In 2003 such disorientation did not presage riots. Predictions that future blackouts would lead to unrest, persistently made during the 1980s and the 1990s, proved incorrect. Fear of terrorism partially explains why neighborhoods that erupted in looting and arson in the blackout of 1977 displayed social solidarity in 2003. But just as importantly, by 2003 New York had regained prosperity.
More than 200,000 people owned inexpensive apartments that had been built or renovated in areas that had rioted in 1977. People whose homes are appreciating are unlikely arsonists. Furthermore, New York’s policing had improved. The blackout came when merchants were in their stores, and millions of people were walking home. The economic impact of the 2003 blackout was much greater for commerce and industry than for households. All businesses from Detroit to Long Island were affected. At John F. Kennedy Airport, 50,000 bags could not be scanned, located, or returned to their owners, whose flights were canceled. More than 70 automobile and auto-parts plants shut down, sending 100,000 workers home. Eight oil refineries stopped production, and the main pipeline carrying Canadian oil to the United States stopped pumping. Steel plants lost batches of molten iron that had to be dumped into slag pits, and it took four days to resume production. At food-processing plants, tons of meat, fruit, and vegetables rotted. The average cost of a power loss was almost $60,000 per hour per business, but some corporations lost as much as a million dollars an hour. White-collar work losses, meanwhile, were often instantaneous and usually irretrievable. All unsaved data and many emails were lost.

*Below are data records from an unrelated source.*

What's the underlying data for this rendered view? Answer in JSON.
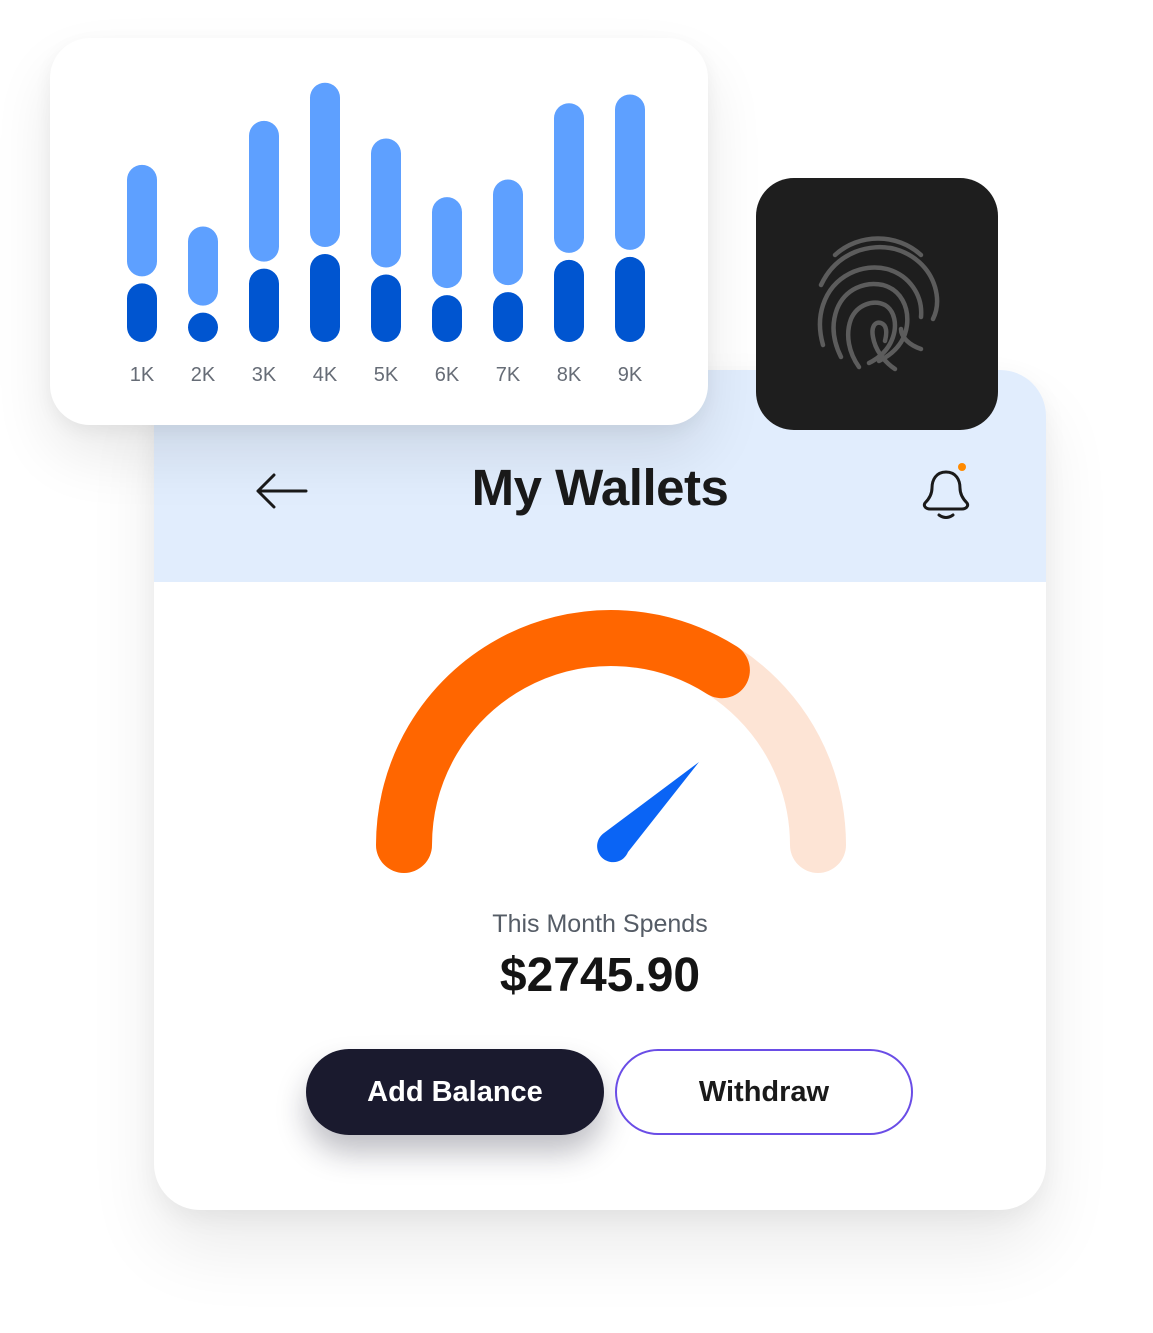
{
  "header": {
    "title": "My Wallets",
    "back_icon": "arrow-left-icon",
    "bell_icon": "bell-icon",
    "notification_dot_color": "#ff8a00"
  },
  "spends": {
    "label": "This Month Spends",
    "amount": "$2745.90",
    "gauge_fraction": 0.68,
    "gauge_color": "#ff6600",
    "gauge_track_color": "#fde4d5",
    "needle_color": "#0a64f5"
  },
  "actions": {
    "add_label": "Add Balance",
    "withdraw_label": "Withdraw"
  },
  "fingerprint": {
    "icon": "fingerprint-icon"
  },
  "chart_data": {
    "type": "bar",
    "stacked": true,
    "categories": [
      "1K",
      "2K",
      "3K",
      "4K",
      "5K",
      "6K",
      "7K",
      "8K",
      "9K"
    ],
    "series": [
      {
        "values": [
          2,
          1,
          2.5,
          3,
          2.3,
          1.6,
          1.7,
          2.8,
          2.9
        ],
        "color": "#0055d0"
      },
      {
        "values": [
          3.8,
          2.7,
          4.8,
          5.6,
          4.4,
          3.1,
          3.6,
          5.1,
          5.3
        ],
        "color": "#5ea0ff"
      }
    ],
    "ylim": [
      0,
      9
    ],
    "grid": false,
    "title": "",
    "xlabel": "",
    "ylabel": ""
  }
}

The power failure exposed just how dependent on electricity American society had become.
Human beings are no longer awed by the immense changes electrification made possible in lighting, manufacturing, transportation, and domestic life, and few are concerned that nations have become so dependent upon electricity — perhaps because it now seems to have been always already there. The wall switch and the light socket seem natural, a power failure unnatural. People notice electricity only in its absence. Blackouts, after all, are breaks in the flow of social time. Each time one occurs, we confront our essential condition — not as isolated individuals, but as a community that increasingly binds itself together with electrical wires and signals.
David E. Nye is Professor of American History at the University of Southern Denmark. He is the author of several books, including “American Illuminations,” “Electrifying America,” and “When the Lights Went Out,” a trilogy of works that form a collective history of electricity and lighting in the United States.
Correction: An earlier version of this article erroneously stated that explosives were discovered at the Point Beach Nuclear Plant between 1969 and 1971.